● WORK INSTRUCTION
Using the entries that follow, collect the lines where the word "text" appears.
--- MATERIALS PROVIDED ---
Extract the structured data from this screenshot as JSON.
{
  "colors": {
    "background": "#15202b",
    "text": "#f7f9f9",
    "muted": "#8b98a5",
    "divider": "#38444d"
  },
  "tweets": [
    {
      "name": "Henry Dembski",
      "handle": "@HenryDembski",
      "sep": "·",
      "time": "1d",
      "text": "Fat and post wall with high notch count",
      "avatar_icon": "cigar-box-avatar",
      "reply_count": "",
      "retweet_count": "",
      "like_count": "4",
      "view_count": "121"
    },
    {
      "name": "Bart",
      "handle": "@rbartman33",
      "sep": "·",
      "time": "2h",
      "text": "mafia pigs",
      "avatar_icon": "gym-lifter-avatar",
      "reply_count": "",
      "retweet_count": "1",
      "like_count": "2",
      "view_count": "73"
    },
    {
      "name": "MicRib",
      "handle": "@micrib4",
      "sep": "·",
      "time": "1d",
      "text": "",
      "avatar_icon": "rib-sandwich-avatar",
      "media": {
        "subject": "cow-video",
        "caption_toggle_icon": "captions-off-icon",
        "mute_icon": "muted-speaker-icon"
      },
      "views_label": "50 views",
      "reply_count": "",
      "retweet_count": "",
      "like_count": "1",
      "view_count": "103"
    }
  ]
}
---
● EXERCISE RESPONSE
    "text": "#f7f9f9",
      "text": "Fat and post wall with high notch count",
      "text": "mafia pigs",
      "text": "",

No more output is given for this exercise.